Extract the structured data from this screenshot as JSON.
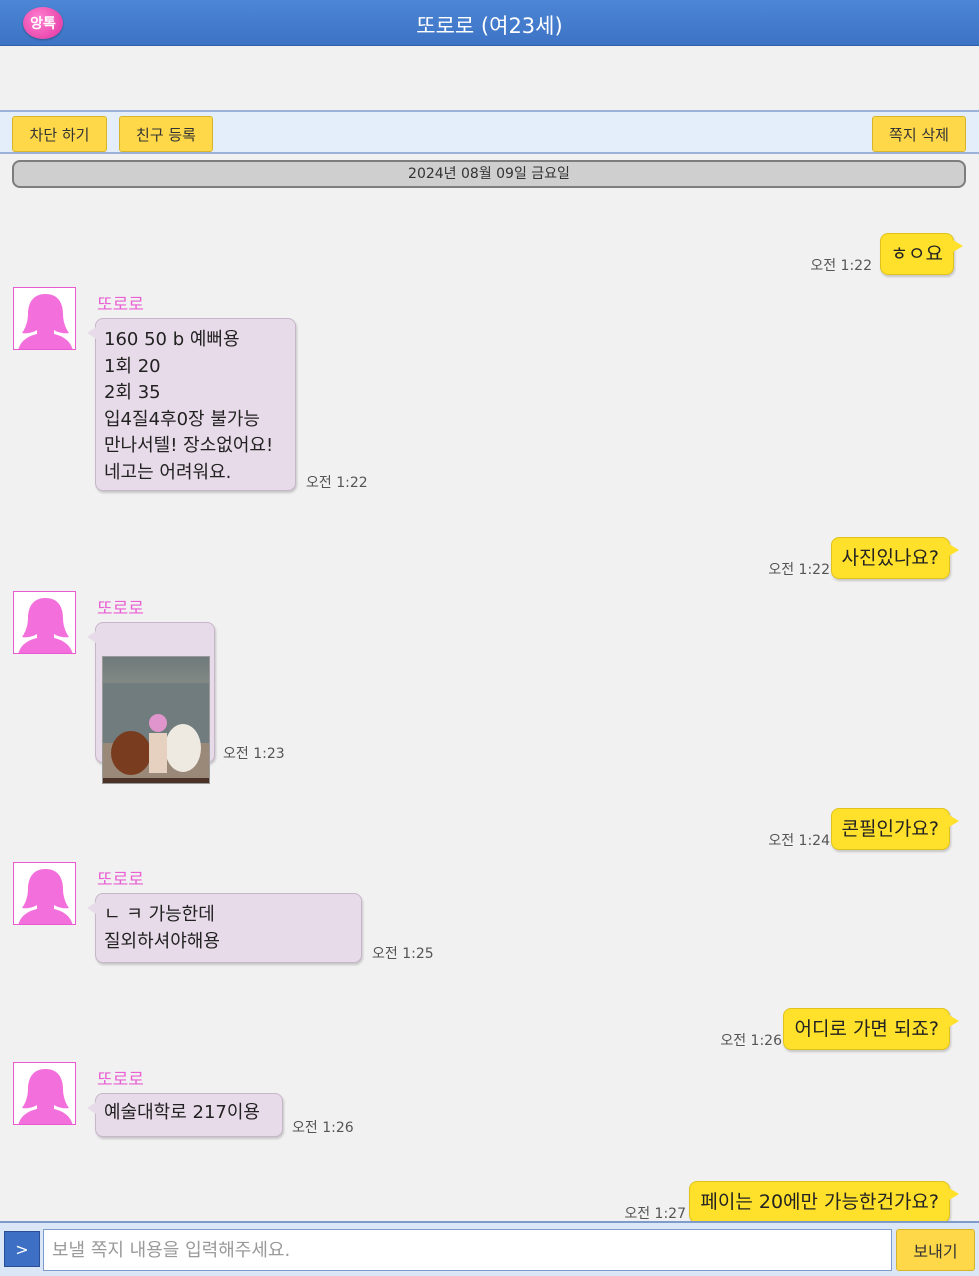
{
  "header": {
    "logo_text": "앙톡",
    "title": "또로로 (여23세)"
  },
  "toolbar": {
    "block_label": "차단 하기",
    "add_friend_label": "친구 등록",
    "delete_label": "쪽지 삭제"
  },
  "date_label": "2024년 08월 09일 금요일",
  "sender_name": "또로로",
  "messages": [
    {
      "dir": "out",
      "text": "ㅎㅇ요",
      "time": "오전 1:22"
    },
    {
      "dir": "in",
      "text": "160 50 b 예뻐용\n1회 20\n2회 35\n입4질4후0장 불가능\n만나서텔! 장소없어요!\n네고는 어려워요.",
      "time": "오전 1:22"
    },
    {
      "dir": "out",
      "text": "사진있나요?",
      "time": "오전 1:22"
    },
    {
      "dir": "in",
      "type": "photo",
      "time": "오전 1:23"
    },
    {
      "dir": "out",
      "text": "콘필인가요?",
      "time": "오전 1:24"
    },
    {
      "dir": "in",
      "text": "ㄴ ㅋ 가능한데\n질외하셔야해용",
      "time": "오전 1:25"
    },
    {
      "dir": "out",
      "text": "어디로 가면 되죠?",
      "time": "오전 1:26"
    },
    {
      "dir": "in",
      "text": "예술대학로 217이용",
      "time": "오전 1:26"
    },
    {
      "dir": "out",
      "text": "페이는 20에만 가능한건가요?",
      "time": "오전 1:27"
    }
  ],
  "composer": {
    "expand_label": ">",
    "placeholder": "보낼 쪽지 내용을 입력해주세요.",
    "value": "",
    "send_label": "보내기"
  },
  "colors": {
    "header": "#3d73c4",
    "incoming_bubble": "#e8dbe9",
    "outgoing_bubble": "#ffe02a",
    "sender_name": "#e95fd4",
    "button": "#ffd84a"
  }
}
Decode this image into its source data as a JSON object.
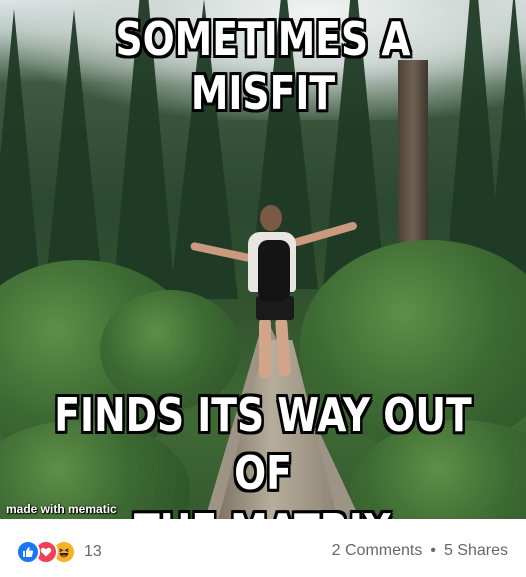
{
  "meme": {
    "top_text": "SOMETIMES A MISFIT",
    "bottom_line1": "FINDS ITS WAY OUT OF",
    "bottom_line2": "THE MATRIX",
    "watermark": "made with mematic"
  },
  "footer": {
    "reactions": [
      "like-icon",
      "love-icon",
      "haha-icon"
    ],
    "reaction_count": "13",
    "comments": "2 Comments",
    "separator": "•",
    "shares": "5 Shares"
  },
  "colors": {
    "like": "#1877f2",
    "love": "#f33e58",
    "haha": "#f7b125",
    "meta_text": "#65676b"
  }
}
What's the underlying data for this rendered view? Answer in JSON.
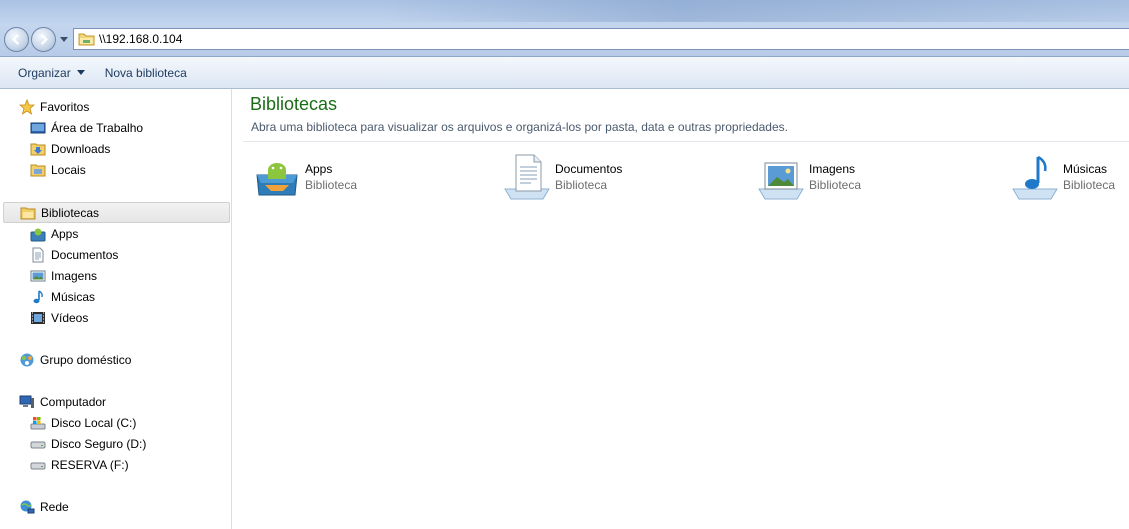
{
  "address": {
    "path": "\\\\192.168.0.104"
  },
  "toolbar": {
    "organize_label": "Organizar",
    "new_library_label": "Nova biblioteca"
  },
  "nav": {
    "favorites": {
      "label": "Favoritos",
      "items": [
        {
          "label": "Área de Trabalho",
          "icon": "desktop-icon"
        },
        {
          "label": "Downloads",
          "icon": "downloads-folder-icon"
        },
        {
          "label": "Locais",
          "icon": "places-icon"
        }
      ]
    },
    "libraries": {
      "label": "Bibliotecas",
      "items": [
        {
          "label": "Apps",
          "icon": "apps-library-icon"
        },
        {
          "label": "Documentos",
          "icon": "documents-icon"
        },
        {
          "label": "Imagens",
          "icon": "pictures-icon"
        },
        {
          "label": "Músicas",
          "icon": "music-icon"
        },
        {
          "label": "Vídeos",
          "icon": "videos-icon"
        }
      ]
    },
    "homegroup": {
      "label": "Grupo doméstico"
    },
    "computer": {
      "label": "Computador",
      "items": [
        {
          "label": "Disco Local (C:)",
          "icon": "system-drive-icon"
        },
        {
          "label": "Disco Seguro (D:)",
          "icon": "drive-icon"
        },
        {
          "label": "RESERVA (F:)",
          "icon": "drive-icon"
        }
      ]
    },
    "network": {
      "label": "Rede"
    }
  },
  "main": {
    "title": "Bibliotecas",
    "subtitle": "Abra uma biblioteca para visualizar os arquivos e organizá-los por pasta, data e outras propriedades.",
    "libraries": [
      {
        "name": "Apps",
        "type": "Biblioteca",
        "icon": "apps-library-icon"
      },
      {
        "name": "Documentos",
        "type": "Biblioteca",
        "icon": "documents-library-icon"
      },
      {
        "name": "Imagens",
        "type": "Biblioteca",
        "icon": "pictures-library-icon"
      },
      {
        "name": "Músicas",
        "type": "Biblioteca",
        "icon": "music-library-icon"
      }
    ]
  },
  "colors": {
    "title_green": "#1a6d16",
    "toolbar_text": "#1e3a5f",
    "selection_gray": "#e6e6e6"
  }
}
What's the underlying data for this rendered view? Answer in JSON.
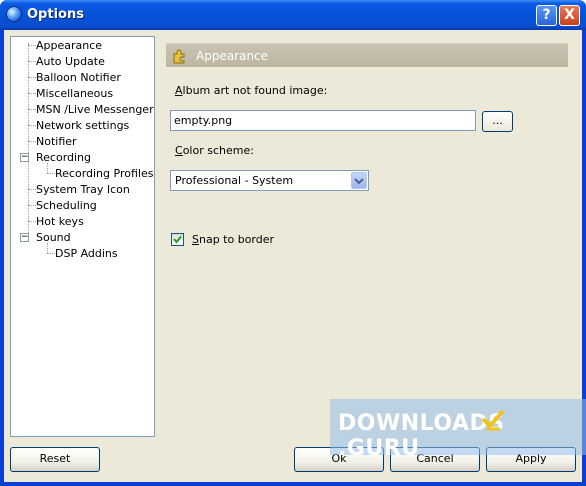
{
  "window": {
    "title": "Options"
  },
  "titlebar_buttons": {
    "help": "?",
    "close": "X"
  },
  "tree": {
    "items": [
      {
        "label": "Appearance"
      },
      {
        "label": "Auto Update"
      },
      {
        "label": "Balloon Notifier"
      },
      {
        "label": "Miscellaneous"
      },
      {
        "label": "MSN /Live Messenger"
      },
      {
        "label": "Network settings"
      },
      {
        "label": "Notifier"
      },
      {
        "label": "Recording"
      },
      {
        "label": "Recording Profiles"
      },
      {
        "label": "System Tray Icon"
      },
      {
        "label": "Scheduling"
      },
      {
        "label": "Hot keys"
      },
      {
        "label": "Sound"
      },
      {
        "label": "DSP Addins"
      }
    ],
    "expanders": {
      "recording": "−",
      "sound": "−"
    }
  },
  "panel": {
    "header": "Appearance",
    "album_art_label": "Album art not found image:",
    "album_art_accel": "A",
    "album_art_rest": "lbum art not found image:",
    "album_art_value": "empty.png",
    "browse_label": "...",
    "color_scheme_accel": "C",
    "color_scheme_rest": "olor scheme:",
    "color_scheme_value": "Professional - System",
    "snap_accel": "S",
    "snap_rest": "nap to border",
    "snap_checked": true
  },
  "buttons": {
    "reset": "Reset",
    "ok": "Ok",
    "cancel": "Cancel",
    "apply": "Apply"
  },
  "watermark": {
    "text": "DOWNLOADS",
    "suffix": ".GURU"
  },
  "colors": {
    "title_blue": "#0a5ae6",
    "face": "#ece9d8",
    "header_gray": "#c2bca8"
  }
}
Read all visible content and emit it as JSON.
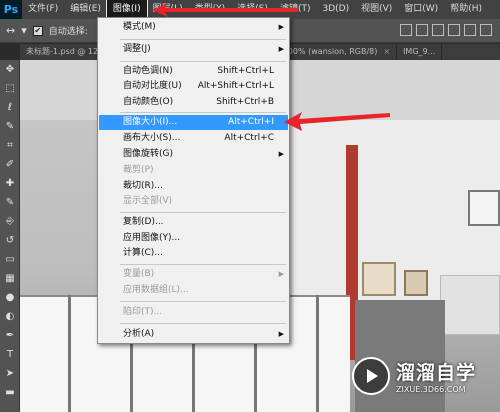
{
  "app": {
    "logo": "Ps"
  },
  "menubar": {
    "items": [
      "文件(F)",
      "编辑(E)",
      "图像(I)",
      "图层(L)",
      "类型(Y)",
      "选择(S)",
      "滤镜(T)",
      "3D(D)",
      "视图(V)",
      "窗口(W)",
      "帮助(H)"
    ],
    "active_index": 2
  },
  "options": {
    "move_glyph": "↔",
    "dropdown_glyph": "▾",
    "auto_select_checked": "✔",
    "auto_select_label": "自动选择:"
  },
  "tabs": [
    {
      "label": "未标题-1.psd @ 12",
      "close": "×"
    },
    {
      "label": "logo.psd @ 100% (wansion, RGB/8)",
      "close": "×"
    },
    {
      "label": "IMG_9...",
      "close": ""
    }
  ],
  "tools": [
    "move-icon",
    "marquee-icon",
    "lasso-icon",
    "quick-select-icon",
    "crop-icon",
    "eyedropper-icon",
    "healing-icon",
    "brush-icon",
    "stamp-icon",
    "history-brush-icon",
    "eraser-icon",
    "gradient-icon",
    "blur-icon",
    "dodge-icon",
    "pen-icon",
    "type-icon",
    "path-select-icon",
    "shape-icon"
  ],
  "tool_glyphs": [
    "✥",
    "⬚",
    "ℓ",
    "✎",
    "⌗",
    "✐",
    "✚",
    "✎",
    "⎆",
    "↺",
    "▭",
    "▦",
    "●",
    "◐",
    "✒",
    "T",
    "➤",
    "▬"
  ],
  "image_menu": {
    "items": [
      {
        "label": "模式(M)",
        "shortcut": "",
        "submenu": true,
        "disabled": false
      },
      {
        "label": "调整(J)",
        "shortcut": "",
        "submenu": true,
        "disabled": false
      },
      {
        "label": "自动色调(N)",
        "shortcut": "Shift+Ctrl+L",
        "submenu": false,
        "disabled": false
      },
      {
        "label": "自动对比度(U)",
        "shortcut": "Alt+Shift+Ctrl+L",
        "submenu": false,
        "disabled": false
      },
      {
        "label": "自动颜色(O)",
        "shortcut": "Shift+Ctrl+B",
        "submenu": false,
        "disabled": false
      },
      {
        "label": "图像大小(I)...",
        "shortcut": "Alt+Ctrl+I",
        "submenu": false,
        "disabled": false,
        "highlight": true
      },
      {
        "label": "画布大小(S)...",
        "shortcut": "Alt+Ctrl+C",
        "submenu": false,
        "disabled": false
      },
      {
        "label": "图像旋转(G)",
        "shortcut": "",
        "submenu": true,
        "disabled": false
      },
      {
        "label": "裁剪(P)",
        "shortcut": "",
        "submenu": false,
        "disabled": true
      },
      {
        "label": "裁切(R)...",
        "shortcut": "",
        "submenu": false,
        "disabled": false
      },
      {
        "label": "显示全部(V)",
        "shortcut": "",
        "submenu": false,
        "disabled": true
      },
      {
        "label": "复制(D)...",
        "shortcut": "",
        "submenu": false,
        "disabled": false
      },
      {
        "label": "应用图像(Y)...",
        "shortcut": "",
        "submenu": false,
        "disabled": false
      },
      {
        "label": "计算(C)...",
        "shortcut": "",
        "submenu": false,
        "disabled": false
      },
      {
        "label": "变量(B)",
        "shortcut": "",
        "submenu": true,
        "disabled": true
      },
      {
        "label": "应用数据组(L)...",
        "shortcut": "",
        "submenu": false,
        "disabled": true
      },
      {
        "label": "陷印(T)...",
        "shortcut": "",
        "submenu": false,
        "disabled": true
      },
      {
        "label": "分析(A)",
        "shortcut": "",
        "submenu": true,
        "disabled": false
      }
    ],
    "submenu_glyph": "▶"
  },
  "watermark": {
    "main": "溜溜自学",
    "sub": "ZIXUE.3D66.COM",
    "logo_glyph": "▶"
  },
  "colors": {
    "menu_highlight": "#3399ff",
    "annotation_red": "#e8232a"
  }
}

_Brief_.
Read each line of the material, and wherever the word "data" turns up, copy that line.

_Answer for the task_.
Extract the structured data from this screenshot as JSON.
Decode this image into its source data as a JSON object.
What's the underlying data for this rendered view? Answer in JSON.
    "subtitle": "Abra uma biblioteca para visualizar os arquivos e organizá-los por pasta, data e outras propriedades.",
What's the underlying data for this rendered view? Answer in JSON.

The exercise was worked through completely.